This will be the place to find all breaking news and updates from Thompsons and personal injury litigation in general.
The long running dispute between janitors who are members of UNISON and Glasgow city council has taken a new turn. Previously jannies had gone on strike over the refusal of the council to pay extra money for duties that involved janitors cleaning up unpleasant items like vomit. But things have taken a new turn over plans to have a team of janitors flitting between various schools with no permanently based in any school. It’s called clustering.

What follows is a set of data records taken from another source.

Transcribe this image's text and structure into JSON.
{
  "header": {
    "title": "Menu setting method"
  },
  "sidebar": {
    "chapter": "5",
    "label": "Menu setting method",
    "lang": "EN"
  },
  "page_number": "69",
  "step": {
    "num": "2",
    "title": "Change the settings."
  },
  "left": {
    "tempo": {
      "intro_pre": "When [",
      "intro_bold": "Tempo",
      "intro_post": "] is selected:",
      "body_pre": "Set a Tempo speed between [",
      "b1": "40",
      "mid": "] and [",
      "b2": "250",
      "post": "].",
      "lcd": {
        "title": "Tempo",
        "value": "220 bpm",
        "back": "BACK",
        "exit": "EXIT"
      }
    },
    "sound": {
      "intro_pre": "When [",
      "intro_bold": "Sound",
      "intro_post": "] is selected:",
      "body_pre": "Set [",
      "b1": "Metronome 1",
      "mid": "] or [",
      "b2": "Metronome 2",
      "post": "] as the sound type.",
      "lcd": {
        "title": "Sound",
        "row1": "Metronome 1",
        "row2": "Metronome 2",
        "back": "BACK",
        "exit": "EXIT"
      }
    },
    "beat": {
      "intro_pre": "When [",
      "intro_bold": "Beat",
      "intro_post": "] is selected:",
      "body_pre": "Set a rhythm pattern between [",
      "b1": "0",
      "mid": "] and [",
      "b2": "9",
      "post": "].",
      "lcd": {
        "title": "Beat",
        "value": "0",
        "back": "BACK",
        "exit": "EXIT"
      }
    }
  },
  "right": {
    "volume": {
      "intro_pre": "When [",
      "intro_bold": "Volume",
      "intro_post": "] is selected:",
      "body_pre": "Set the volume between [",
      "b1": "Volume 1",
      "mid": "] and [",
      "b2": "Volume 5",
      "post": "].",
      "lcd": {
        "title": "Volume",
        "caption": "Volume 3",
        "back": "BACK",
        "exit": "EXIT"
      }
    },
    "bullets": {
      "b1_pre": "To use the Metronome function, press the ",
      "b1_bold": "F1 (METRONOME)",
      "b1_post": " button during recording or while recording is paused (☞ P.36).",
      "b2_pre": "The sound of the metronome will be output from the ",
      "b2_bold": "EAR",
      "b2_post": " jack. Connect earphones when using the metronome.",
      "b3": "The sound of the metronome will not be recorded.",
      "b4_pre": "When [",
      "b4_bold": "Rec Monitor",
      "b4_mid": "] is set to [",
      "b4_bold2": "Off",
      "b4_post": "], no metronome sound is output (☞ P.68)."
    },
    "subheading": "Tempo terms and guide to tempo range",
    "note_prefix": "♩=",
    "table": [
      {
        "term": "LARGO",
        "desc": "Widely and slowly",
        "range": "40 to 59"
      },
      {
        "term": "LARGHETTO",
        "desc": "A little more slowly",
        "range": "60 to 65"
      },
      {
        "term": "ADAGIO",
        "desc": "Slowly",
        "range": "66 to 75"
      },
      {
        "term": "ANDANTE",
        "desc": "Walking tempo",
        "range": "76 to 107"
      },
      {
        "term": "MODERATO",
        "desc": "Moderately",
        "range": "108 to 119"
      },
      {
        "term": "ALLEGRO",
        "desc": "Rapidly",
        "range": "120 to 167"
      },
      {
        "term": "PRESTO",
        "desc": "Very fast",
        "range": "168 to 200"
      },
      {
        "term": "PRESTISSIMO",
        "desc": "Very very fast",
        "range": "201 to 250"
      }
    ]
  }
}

Sir Andrew Barron Murray, OBE is Scotland’s greatest ever tennis player. In 2013, Dunblane’s very own became the first Scottish tennis player since Harold Mahony in 1896 to win Wimbledon and has gone on to win it twice. In fact, Andy Murray is probably Scotland’s greatest ever athlete, becoming World No 1 in men’s singles on 7 November 2016.
The first cases of asbestos related disease were noted going back to 1900. The term “asbestosis” has been in use since 1927. In 1930 a Government commissioned demonstrated the link between asbestosis and exposure to asbestos dust. The dangers were such that legislation was introduced to control exposure to asbestos in the form of The Asbestos Industry Regulations 1931.
You may have read recently that your motor insurance premiums are going to soar as a result of the increase in the “discount rate”. However, I imagine that unless you, or someone close to you, has been involved in a horrific accident and received an award for damages to fund future care costs, you will not be overly familiar with the term.
"What will it cost? For us to stay? Something seriously needs done with Health & Safety”
“You want us not to leave? Then you need to help us out with the red tape and the cost of workers compensation"
“Well, there is one way that the UK can be far more attractive than Europe - Lose workers’ rights”
It is the morning of 2017’s International Women’s Day, and, happily, I have already been reminded of that fact by news websites, radio features, an announcement at the top of my social media feed, and even the ‘doodle’ my internet search engine has chosen to display.
Today provides an opportunity for all of us to reflect on what has been achieved, recognise what still has to be done, and stop and think about all those women in the UK and across the world suffering today, as a result of men’s violence against women.
Tragically, whether we are informed by local reports, social networking sites or national media, rarely a few days go by without news focused on a missing person. The reality is undeniably worse than our exposure with figures last year revealing Police across England, Scotland and Wales handle more than 1,000 missing person reports every day.